WORK INSTRUCTIONS: Search the data for the string "icon" and extract every line where it appears.
+++ DATASET CONTENT
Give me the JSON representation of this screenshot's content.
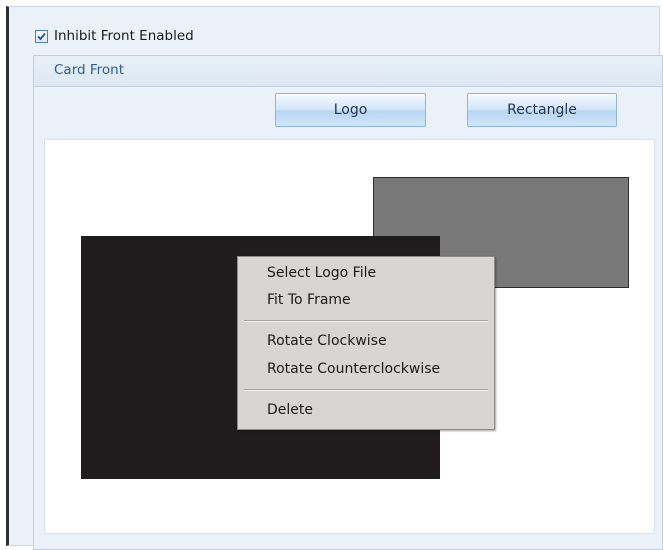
{
  "inhibit": {
    "label": "Inhibit Front Enabled",
    "checked": true
  },
  "card_front": {
    "title": "Card Front",
    "buttons": {
      "logo": "Logo",
      "rectangle": "Rectangle"
    }
  },
  "context_menu": {
    "items": [
      "Select Logo File",
      "Fit To Frame",
      "Rotate Clockwise",
      "Rotate Counterclockwise",
      "Delete"
    ]
  },
  "colors": {
    "rectangle_fill": "#787878",
    "logo_fill": "#1e1c1d",
    "menu_bg": "#d8d6d2"
  }
}
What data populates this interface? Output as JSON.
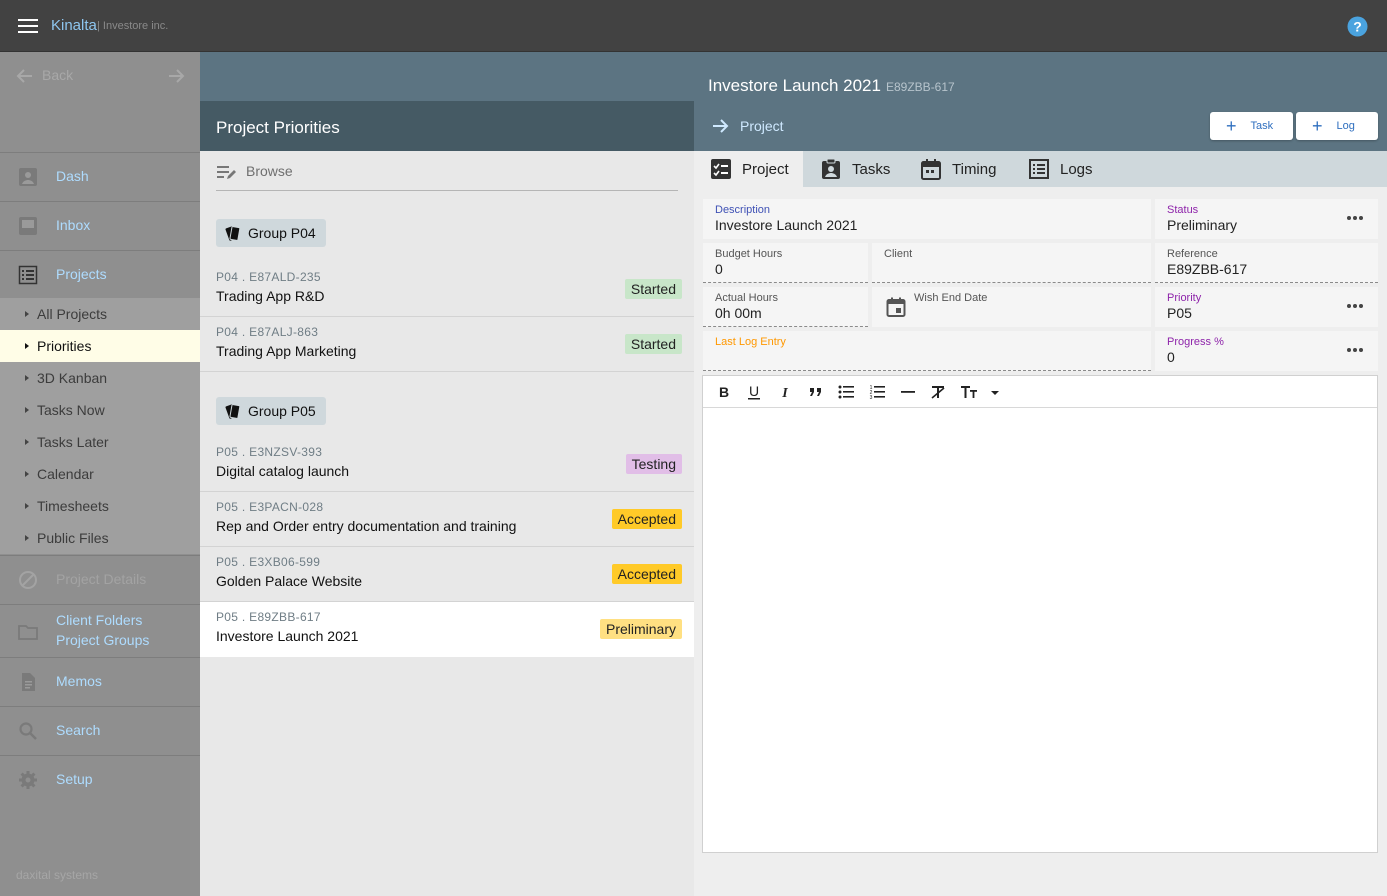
{
  "app": {
    "name": "Kinalta",
    "org": "| Investore inc."
  },
  "nav": {
    "back_label": "Back",
    "items": [
      {
        "label": "Dash",
        "icon": "dashboard-icon"
      },
      {
        "label": "Inbox",
        "icon": "inbox-icon"
      },
      {
        "label": "Projects",
        "icon": "list-icon"
      },
      {
        "label": "Project Details",
        "icon": "block-icon"
      },
      {
        "label": "Client Folders",
        "icon": "folder-icon"
      },
      {
        "label": "Project Groups",
        "icon": "folder-icon"
      },
      {
        "label": "Memos",
        "icon": "document-icon"
      },
      {
        "label": "Search",
        "icon": "search-icon"
      },
      {
        "label": "Setup",
        "icon": "gear-icon"
      }
    ],
    "sub_items": [
      "All Projects",
      "Priorities",
      "3D Kanban",
      "Tasks Now",
      "Tasks Later",
      "Calendar",
      "Timesheets",
      "Public Files"
    ],
    "active_sub": "Priorities",
    "footer": "daxital systems"
  },
  "project_header": {
    "title": "Investore Launch 2021",
    "code": "E89ZBB-617"
  },
  "priorities": {
    "title": "Project Priorities",
    "browse_label": "Browse",
    "groups": [
      {
        "label": "Group P04",
        "rows": [
          {
            "code": "P04 . E87ALD-235",
            "name": "Trading App R&D",
            "status": "Started"
          },
          {
            "code": "P04 . E87ALJ-863",
            "name": "Trading App Marketing",
            "status": "Started"
          }
        ]
      },
      {
        "label": "Group P05",
        "rows": [
          {
            "code": "P05 . E3NZSV-393",
            "name": "Digital catalog launch",
            "status": "Testing"
          },
          {
            "code": "P05 . E3PACN-028",
            "name": "Rep and Order entry documentation and training",
            "status": "Accepted"
          },
          {
            "code": "P05 . E3XB06-599",
            "name": "Golden Palace Website",
            "status": "Accepted"
          },
          {
            "code": "P05 . E89ZBB-617",
            "name": "Investore Launch 2021",
            "status": "Preliminary"
          }
        ]
      }
    ]
  },
  "detail": {
    "heading": "Project",
    "buttons": {
      "task": "Task",
      "log": "Log"
    },
    "tabs": [
      "Project",
      "Tasks",
      "Timing",
      "Logs"
    ],
    "fields": {
      "description": {
        "label": "Description",
        "value": "Investore Launch 2021"
      },
      "status": {
        "label": "Status",
        "value": "Preliminary"
      },
      "budget_hours": {
        "label": "Budget Hours",
        "value": "0"
      },
      "client": {
        "label": "Client",
        "value": ""
      },
      "reference": {
        "label": "Reference",
        "value": "E89ZBB-617"
      },
      "actual_hours": {
        "label": "Actual Hours",
        "value": "0h 00m"
      },
      "wish_end_date": {
        "label": "Wish End Date",
        "value": ""
      },
      "priority": {
        "label": "Priority",
        "value": "P05"
      },
      "last_log_entry": {
        "label": "Last Log Entry",
        "value": ""
      },
      "progress": {
        "label": "Progress %",
        "value": "0"
      }
    }
  },
  "colors": {
    "link": "#aedcff",
    "badge_started": "#c8e6c9",
    "badge_testing": "#e1bee7",
    "badge_accepted": "#ffca28",
    "badge_preliminary": "#ffe082",
    "label_purple": "#8e24aa",
    "label_blue": "#3f51b5",
    "label_orange": "#ff9800"
  }
}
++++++
WRITTEN ANSWER:
        "icon": "dashboard-icon"
        "icon": "inbox-icon"
        "icon": "list-icon"
        "icon": "block-icon"
        "icon": "folder-icon"
        "icon": "folder-icon"
        "icon": "document-icon"
        "icon": "search-icon"
        "icon": "gear-icon"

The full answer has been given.